Click here for FREE aikido video clips – UKEMI (#1)
Literally translated “receiving with/through the body,” therefore this is the art of falling in response to a technique. Mae ukemi are front roll-falls, ushiro ukemi are back roll-falls. Ideally, one should be able to execute ukemi from any position and in any direction.
The development of proper ukemi skills is just as important as the development of throwing skills and is no less deserving of attention and effort. In the course of practicing ukemi, one has the opportunity to monitor the way one is being moved so as to gain a clearer understanding of the principles of aikido techniques. Just as standard aikido techniques provide strategies for defending against physical attacks, so does ukemi practice provide strategies for defending against falling (or even against the application of an aikido or aikido-like technique).
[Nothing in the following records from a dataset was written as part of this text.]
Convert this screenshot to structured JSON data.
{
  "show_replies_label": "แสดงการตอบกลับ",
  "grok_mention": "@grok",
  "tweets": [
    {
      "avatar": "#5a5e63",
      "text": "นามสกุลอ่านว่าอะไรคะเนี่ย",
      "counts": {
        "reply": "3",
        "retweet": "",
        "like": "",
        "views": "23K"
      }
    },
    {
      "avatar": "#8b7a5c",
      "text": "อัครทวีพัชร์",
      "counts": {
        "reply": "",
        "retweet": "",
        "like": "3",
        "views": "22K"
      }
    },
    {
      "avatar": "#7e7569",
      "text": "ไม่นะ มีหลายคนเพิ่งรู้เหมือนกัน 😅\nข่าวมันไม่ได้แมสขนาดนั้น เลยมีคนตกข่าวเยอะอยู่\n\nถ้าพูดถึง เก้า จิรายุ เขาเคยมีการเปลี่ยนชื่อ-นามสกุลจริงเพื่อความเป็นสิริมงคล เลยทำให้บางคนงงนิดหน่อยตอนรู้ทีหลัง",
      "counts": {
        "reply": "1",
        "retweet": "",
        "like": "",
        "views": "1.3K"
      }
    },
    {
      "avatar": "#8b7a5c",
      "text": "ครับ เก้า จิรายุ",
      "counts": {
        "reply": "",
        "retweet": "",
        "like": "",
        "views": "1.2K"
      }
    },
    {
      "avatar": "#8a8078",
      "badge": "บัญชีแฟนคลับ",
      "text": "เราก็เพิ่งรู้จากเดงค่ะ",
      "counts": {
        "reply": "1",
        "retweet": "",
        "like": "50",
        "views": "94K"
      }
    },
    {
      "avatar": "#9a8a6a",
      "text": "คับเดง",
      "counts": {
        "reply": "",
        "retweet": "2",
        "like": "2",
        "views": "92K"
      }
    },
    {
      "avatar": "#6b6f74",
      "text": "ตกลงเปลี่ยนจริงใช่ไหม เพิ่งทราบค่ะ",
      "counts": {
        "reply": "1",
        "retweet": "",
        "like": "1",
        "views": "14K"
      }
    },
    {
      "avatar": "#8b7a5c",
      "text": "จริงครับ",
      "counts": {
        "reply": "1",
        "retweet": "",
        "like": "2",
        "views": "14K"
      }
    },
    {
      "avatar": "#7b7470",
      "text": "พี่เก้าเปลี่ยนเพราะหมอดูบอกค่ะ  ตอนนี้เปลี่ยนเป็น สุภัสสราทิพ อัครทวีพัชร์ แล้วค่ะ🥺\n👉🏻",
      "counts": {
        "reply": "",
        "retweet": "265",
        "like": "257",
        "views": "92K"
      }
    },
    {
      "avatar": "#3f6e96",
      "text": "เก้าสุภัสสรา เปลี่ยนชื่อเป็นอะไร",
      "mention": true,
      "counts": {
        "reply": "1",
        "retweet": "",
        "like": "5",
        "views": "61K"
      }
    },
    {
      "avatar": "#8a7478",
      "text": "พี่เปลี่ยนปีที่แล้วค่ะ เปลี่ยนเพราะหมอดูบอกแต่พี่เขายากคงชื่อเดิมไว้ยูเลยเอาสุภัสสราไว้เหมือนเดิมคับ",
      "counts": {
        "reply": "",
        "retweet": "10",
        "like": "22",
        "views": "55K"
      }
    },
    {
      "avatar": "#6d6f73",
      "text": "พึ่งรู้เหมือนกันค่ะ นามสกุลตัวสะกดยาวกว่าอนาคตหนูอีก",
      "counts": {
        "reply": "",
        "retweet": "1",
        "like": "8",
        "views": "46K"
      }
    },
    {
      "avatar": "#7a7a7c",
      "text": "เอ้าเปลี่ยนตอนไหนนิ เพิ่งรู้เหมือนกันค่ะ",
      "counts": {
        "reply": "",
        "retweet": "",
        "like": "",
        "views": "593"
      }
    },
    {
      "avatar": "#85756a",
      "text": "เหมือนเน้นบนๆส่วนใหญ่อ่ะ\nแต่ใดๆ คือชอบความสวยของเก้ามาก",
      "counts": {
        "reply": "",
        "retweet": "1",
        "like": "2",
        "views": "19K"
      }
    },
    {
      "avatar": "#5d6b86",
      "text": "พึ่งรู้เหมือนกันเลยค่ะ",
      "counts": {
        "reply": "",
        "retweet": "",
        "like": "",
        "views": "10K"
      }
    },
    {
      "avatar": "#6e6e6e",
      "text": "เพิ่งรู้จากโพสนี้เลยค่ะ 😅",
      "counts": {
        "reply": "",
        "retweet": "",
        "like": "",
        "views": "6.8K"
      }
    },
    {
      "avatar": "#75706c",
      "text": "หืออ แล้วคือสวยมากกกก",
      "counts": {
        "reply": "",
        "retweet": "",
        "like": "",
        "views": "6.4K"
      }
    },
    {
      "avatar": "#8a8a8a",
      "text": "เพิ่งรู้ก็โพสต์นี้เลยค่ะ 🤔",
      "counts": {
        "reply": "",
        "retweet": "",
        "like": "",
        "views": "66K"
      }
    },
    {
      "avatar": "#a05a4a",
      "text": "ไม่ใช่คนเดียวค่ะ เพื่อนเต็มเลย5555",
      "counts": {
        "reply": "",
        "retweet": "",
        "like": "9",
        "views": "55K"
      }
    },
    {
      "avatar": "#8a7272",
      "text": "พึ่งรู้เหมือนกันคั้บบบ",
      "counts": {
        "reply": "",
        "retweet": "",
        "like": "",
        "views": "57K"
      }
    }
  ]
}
Ukemi, or “receiving with the body,” is the method of receiving an aikido technique. Ukemi can refer broadly to all study of recieving an aikido technique (e.g., the appropriate footwork and fit), but often colloquially refers only to breakfalls. Breakfalls can also be used as part of a warm-up (see video clip) and as a form of body conditioning.
Sensei Thackeray, from Reading, UK is famnous for his “200 ukemi warm-ups”. Glad I live in New Zealand!
Types of Ukemi
Back breakfall – Non-rolling methods of falling backwards. (Ushiro Ukemi)
Front breakfall – Non-rolling methods of falling forwards. (Mae Ukemi)
Side breakfall – (Yoko Ukemi)
Backwards roll – Rolling backwards from a throw. (Ushiro Kaiten)
Forwards roll – Rolling forwards from a throw. (Zempo Kaiten)
Side roll – (Yoko Kaiten)
High fall or jumping breakfall – A breakfall that does not require the arms to be free or to touch the ground. Usually considered a more advanced, higher-impact breakfall for difficult throws.